• [WHAT THE EXERCISE ASKS] Check each line of the entries. Copy the ones that contain the string "last".
══ SUPPLIED INFORMATION ══
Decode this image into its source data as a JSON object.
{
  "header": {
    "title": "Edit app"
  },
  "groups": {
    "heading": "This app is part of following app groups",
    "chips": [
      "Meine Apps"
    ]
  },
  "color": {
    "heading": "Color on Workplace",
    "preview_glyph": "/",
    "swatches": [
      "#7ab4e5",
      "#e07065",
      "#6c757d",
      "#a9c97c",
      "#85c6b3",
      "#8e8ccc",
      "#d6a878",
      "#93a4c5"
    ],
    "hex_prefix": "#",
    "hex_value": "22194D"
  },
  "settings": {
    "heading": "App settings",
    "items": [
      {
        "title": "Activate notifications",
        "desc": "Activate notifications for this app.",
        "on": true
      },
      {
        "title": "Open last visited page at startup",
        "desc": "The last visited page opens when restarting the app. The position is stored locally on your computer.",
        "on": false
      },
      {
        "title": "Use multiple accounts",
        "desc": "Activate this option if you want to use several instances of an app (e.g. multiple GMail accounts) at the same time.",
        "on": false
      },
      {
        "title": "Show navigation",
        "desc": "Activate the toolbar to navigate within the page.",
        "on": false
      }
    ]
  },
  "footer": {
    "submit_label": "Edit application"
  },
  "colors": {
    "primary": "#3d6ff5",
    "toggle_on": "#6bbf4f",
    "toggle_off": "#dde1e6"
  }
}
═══
• [WRITTEN REPLY]
        "title": "Open last visited page at startup",
        "desc": "The last visited page opens when restarting the app. The position is stored locally on your computer.",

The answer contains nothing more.